Modeling missing binary outcome data while preserving transitivity assumption yielded more credible network meta-analysis results.

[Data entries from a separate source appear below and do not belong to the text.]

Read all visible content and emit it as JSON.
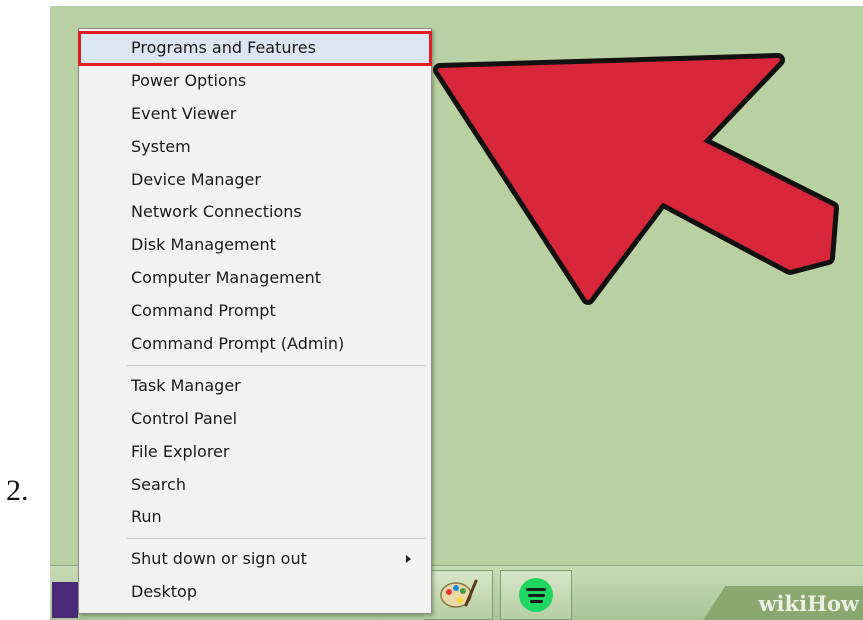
{
  "step": {
    "number": "2."
  },
  "menu": {
    "groups": [
      {
        "items": [
          {
            "label": "Programs and Features",
            "highlighted": true
          },
          {
            "label": "Power Options"
          },
          {
            "label": "Event Viewer"
          },
          {
            "label": "System"
          },
          {
            "label": "Device Manager"
          },
          {
            "label": "Network Connections"
          },
          {
            "label": "Disk Management"
          },
          {
            "label": "Computer Management"
          },
          {
            "label": "Command Prompt"
          },
          {
            "label": "Command Prompt (Admin)"
          }
        ]
      },
      {
        "items": [
          {
            "label": "Task Manager"
          },
          {
            "label": "Control Panel"
          },
          {
            "label": "File Explorer"
          },
          {
            "label": "Search"
          },
          {
            "label": "Run"
          }
        ]
      },
      {
        "items": [
          {
            "label": "Shut down or sign out",
            "has_submenu": true
          },
          {
            "label": "Desktop"
          }
        ]
      }
    ]
  },
  "taskbar": {
    "apps": [
      {
        "icon": "paint-icon"
      },
      {
        "icon": "spotify-icon"
      }
    ]
  },
  "watermark": {
    "wiki": "wiki",
    "how": "How"
  },
  "colors": {
    "desktop": "#b9d0a2",
    "highlight_border": "#e01e24",
    "arrow_fill": "#d8273a",
    "menu_background": "#f2f2f2",
    "menu_highlight": "#dbe6f2"
  }
}
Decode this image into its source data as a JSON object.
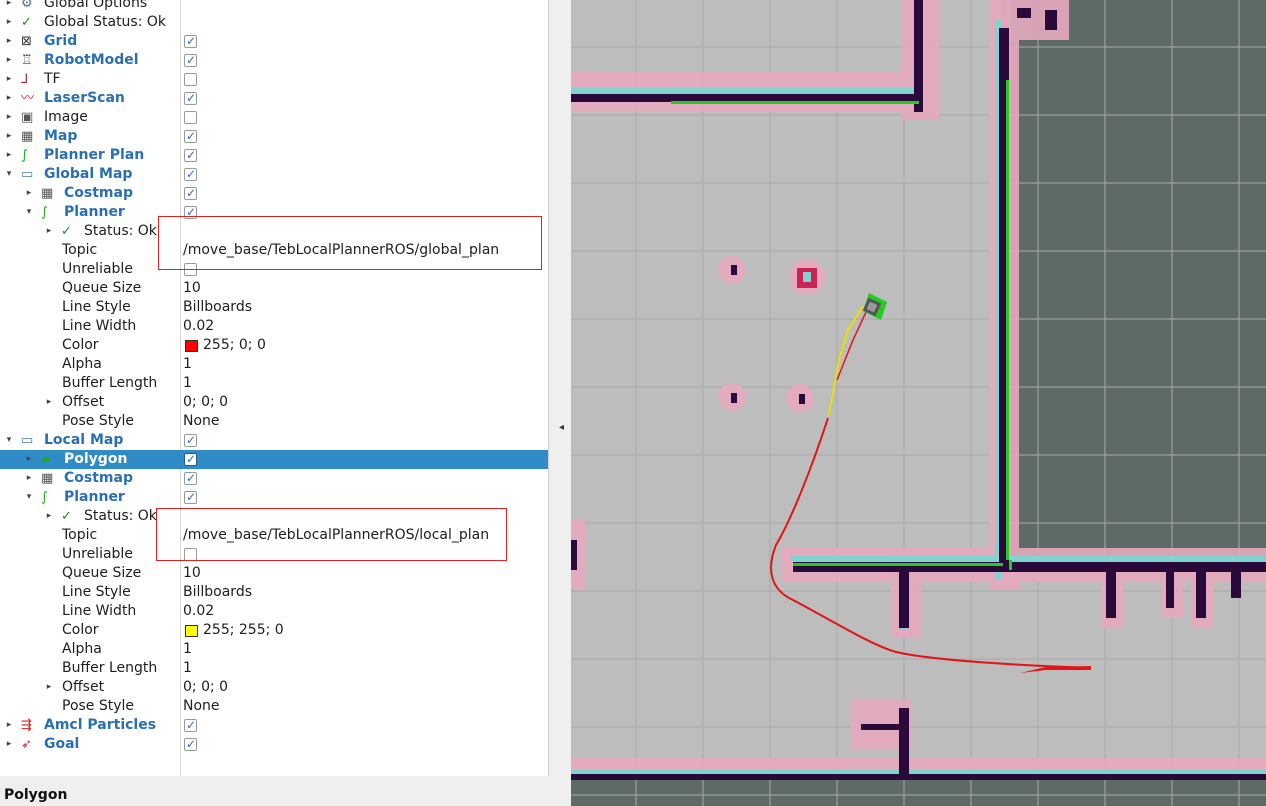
{
  "display_tree": {
    "rows": [
      {
        "name": "Global Options",
        "arrow": "▸",
        "icon": "gear-icon",
        "style": "plain",
        "value": "",
        "check": null
      },
      {
        "name": "Global Status: Ok",
        "arrow": "▸",
        "icon": "check-icon",
        "style": "plain",
        "value": "",
        "check": null
      },
      {
        "name": "Grid",
        "arrow": "▸",
        "icon": "grid-icon",
        "style": "disp",
        "value": "",
        "check": true
      },
      {
        "name": "RobotModel",
        "arrow": "▸",
        "icon": "robot-icon",
        "style": "disp",
        "value": "",
        "check": true
      },
      {
        "name": "TF",
        "arrow": "▸",
        "icon": "tf-icon",
        "style": "plain",
        "value": "",
        "check": false
      },
      {
        "name": "LaserScan",
        "arrow": "▸",
        "icon": "laserscan-icon",
        "style": "disp",
        "value": "",
        "check": true
      },
      {
        "name": "Image",
        "arrow": "▸",
        "icon": "image-icon",
        "style": "plain",
        "value": "",
        "check": false
      },
      {
        "name": "Map",
        "arrow": "▸",
        "icon": "map-icon",
        "style": "disp",
        "value": "",
        "check": true
      },
      {
        "name": "Planner Plan",
        "arrow": "▸",
        "icon": "path-icon",
        "style": "disp",
        "value": "",
        "check": true
      },
      {
        "name": "Global Map",
        "arrow": "▾",
        "icon": "folder-icon",
        "style": "disp",
        "value": "",
        "check": true
      },
      {
        "name": "Costmap",
        "arrow": "▸",
        "icon": "map-icon",
        "style": "disp",
        "value": "",
        "check": true,
        "indent": 1
      },
      {
        "name": "Planner",
        "arrow": "▾",
        "icon": "path-icon",
        "style": "disp",
        "value": "",
        "check": true,
        "indent": 1
      },
      {
        "name": "Status: Ok",
        "arrow": "▸",
        "icon": "check-icon",
        "style": "plain",
        "value": "",
        "check": null,
        "indent": 2
      },
      {
        "name": "Topic",
        "arrow": "",
        "icon": "",
        "style": "plain",
        "value": "/move_base/TebLocalPlannerROS/global_plan",
        "check": null,
        "indent": 2
      },
      {
        "name": "Unreliable",
        "arrow": "",
        "icon": "",
        "style": "plain",
        "value": "",
        "check": false,
        "indent": 2
      },
      {
        "name": "Queue Size",
        "arrow": "",
        "icon": "",
        "style": "plain",
        "value": "10",
        "check": null,
        "indent": 2
      },
      {
        "name": "Line Style",
        "arrow": "",
        "icon": "",
        "style": "plain",
        "value": "Billboards",
        "check": null,
        "indent": 2
      },
      {
        "name": "Line Width",
        "arrow": "",
        "icon": "",
        "style": "plain",
        "value": "0.02",
        "check": null,
        "indent": 2
      },
      {
        "name": "Color",
        "arrow": "",
        "icon": "",
        "style": "plain",
        "value": "255; 0; 0",
        "swatch": "#ff0000",
        "check": null,
        "indent": 2
      },
      {
        "name": "Alpha",
        "arrow": "",
        "icon": "",
        "style": "plain",
        "value": "1",
        "check": null,
        "indent": 2
      },
      {
        "name": "Buffer Length",
        "arrow": "",
        "icon": "",
        "style": "plain",
        "value": "1",
        "check": null,
        "indent": 2
      },
      {
        "name": "Offset",
        "arrow": "▸",
        "icon": "",
        "style": "plain",
        "value": "0; 0; 0",
        "check": null,
        "indent": 2
      },
      {
        "name": "Pose Style",
        "arrow": "",
        "icon": "",
        "style": "plain",
        "value": "None",
        "check": null,
        "indent": 2
      },
      {
        "name": "Local Map",
        "arrow": "▾",
        "icon": "folder-icon",
        "style": "disp",
        "value": "",
        "check": true
      },
      {
        "name": "Polygon",
        "arrow": "▸",
        "icon": "polygon-icon",
        "style": "disp",
        "value": "",
        "check": true,
        "indent": 1,
        "selected": true
      },
      {
        "name": "Costmap",
        "arrow": "▸",
        "icon": "map-icon",
        "style": "disp",
        "value": "",
        "check": true,
        "indent": 1
      },
      {
        "name": "Planner",
        "arrow": "▾",
        "icon": "path-icon",
        "style": "disp",
        "value": "",
        "check": true,
        "indent": 1
      },
      {
        "name": "Status: Ok",
        "arrow": "▸",
        "icon": "check-icon",
        "style": "plain",
        "value": "",
        "check": null,
        "indent": 2
      },
      {
        "name": "Topic",
        "arrow": "",
        "icon": "",
        "style": "plain",
        "value": "/move_base/TebLocalPlannerROS/local_plan",
        "check": null,
        "indent": 2
      },
      {
        "name": "Unreliable",
        "arrow": "",
        "icon": "",
        "style": "plain",
        "value": "",
        "check": false,
        "indent": 2
      },
      {
        "name": "Queue Size",
        "arrow": "",
        "icon": "",
        "style": "plain",
        "value": "10",
        "check": null,
        "indent": 2
      },
      {
        "name": "Line Style",
        "arrow": "",
        "icon": "",
        "style": "plain",
        "value": "Billboards",
        "check": null,
        "indent": 2
      },
      {
        "name": "Line Width",
        "arrow": "",
        "icon": "",
        "style": "plain",
        "value": "0.02",
        "check": null,
        "indent": 2
      },
      {
        "name": "Color",
        "arrow": "",
        "icon": "",
        "style": "plain",
        "value": "255; 255; 0",
        "swatch": "#ffff00",
        "check": null,
        "indent": 2
      },
      {
        "name": "Alpha",
        "arrow": "",
        "icon": "",
        "style": "plain",
        "value": "1",
        "check": null,
        "indent": 2
      },
      {
        "name": "Buffer Length",
        "arrow": "",
        "icon": "",
        "style": "plain",
        "value": "1",
        "check": null,
        "indent": 2
      },
      {
        "name": "Offset",
        "arrow": "▸",
        "icon": "",
        "style": "plain",
        "value": "0; 0; 0",
        "check": null,
        "indent": 2
      },
      {
        "name": "Pose Style",
        "arrow": "",
        "icon": "",
        "style": "plain",
        "value": "None",
        "check": null,
        "indent": 2
      },
      {
        "name": "Amcl Particles",
        "arrow": "▸",
        "icon": "particles-icon",
        "style": "disp",
        "value": "",
        "check": true
      },
      {
        "name": "Goal",
        "arrow": "▸",
        "icon": "goal-icon",
        "style": "disp",
        "value": "",
        "check": true
      }
    ]
  },
  "status_bar": {
    "text": "Polygon"
  },
  "colors": {
    "selection": "#308cc6",
    "display_name": "#2a6fb5",
    "highlight_box": "#e02020",
    "global_plan": "#ff0000",
    "local_plan": "#ffff00",
    "map_free": "#bdbdbd",
    "map_unknown": "#5d6a66",
    "wall": "#2a0a3a",
    "inflation": "#e6aabe",
    "laser": "#22cc22"
  }
}
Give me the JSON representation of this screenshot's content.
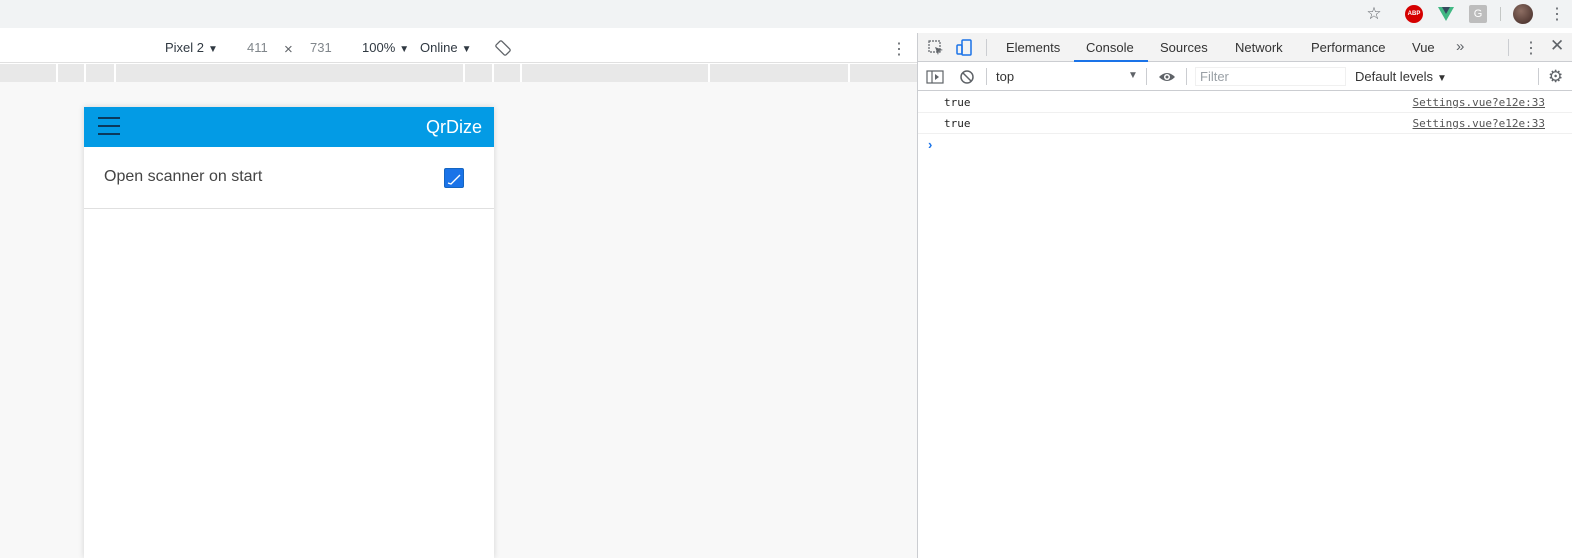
{
  "colors": {
    "app_header": "#039be5",
    "checkbox": "#1a73e8",
    "devtools_active_tab": "#1a73e8"
  },
  "browser": {
    "icons": [
      "star-icon",
      "adblock-plus-icon",
      "vue-devtools-icon",
      "grammarly-icon",
      "profile-avatar",
      "menu-icon"
    ],
    "abp_text": "ABP",
    "g_text": "G"
  },
  "device_toolbar": {
    "device": "Pixel 2",
    "width": "411",
    "times": "×",
    "height": "731",
    "zoom": "100%",
    "network": "Online"
  },
  "app": {
    "title": "QrDize",
    "settings": [
      {
        "label": "Open scanner on start",
        "checked": true
      }
    ]
  },
  "devtools": {
    "tabs": [
      "Elements",
      "Console",
      "Sources",
      "Network",
      "Performance",
      "Vue"
    ],
    "active_tab": "Console",
    "more_tabs": "»",
    "console_toolbar": {
      "context": "top",
      "filter_placeholder": "Filter",
      "levels": "Default levels"
    },
    "messages": [
      {
        "text": "true",
        "source": "Settings.vue?e12e:33"
      },
      {
        "text": "true",
        "source": "Settings.vue?e12e:33"
      }
    ],
    "prompt": "›"
  }
}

OBJECTIVES:The objectives of this study were to elaborate on the conceptual evaluation of transitivity assumption in the context of binary missing participant outcome data (MOD) in network meta-analysis (NMA) and to emphasize on the importance of statistical modeling as a mean to address MOD. STUDY DESIGN AND SETTING:We designate the notion of transitivity assumption in the context of binary MOD and indicate scenarios that compromise transitivity in complex networks. We propose a modification of these scenarios that preserves transitivity assumption. Using a published NMA, we indicate the implications of excluding or imputing, rather than modeling MOD, on NMA findings. RESULTS:Arm-specific scenarios for MOD, as commonly applied in conventional meta-analysis, compromise the validity of transitivity assumption in complex networks. The motivating example reveals that imputation of those scenarios yields estimates in the opposite direction for the basic parameters with narrower credible intervals and inflates between-trial variance. Contrariwise, modeling MOD after modification of the scenarios yields robust estimates for the basic parameters but wider credible intervals and reduces between-trial variance. CONCLUSION:Application of arm-specific scenarios for binary MOD requires modification in complex networks to ensure valid transitivity assumption. Analysts should model, rather than exclude or impute MOD, to provide bias-adjusted results.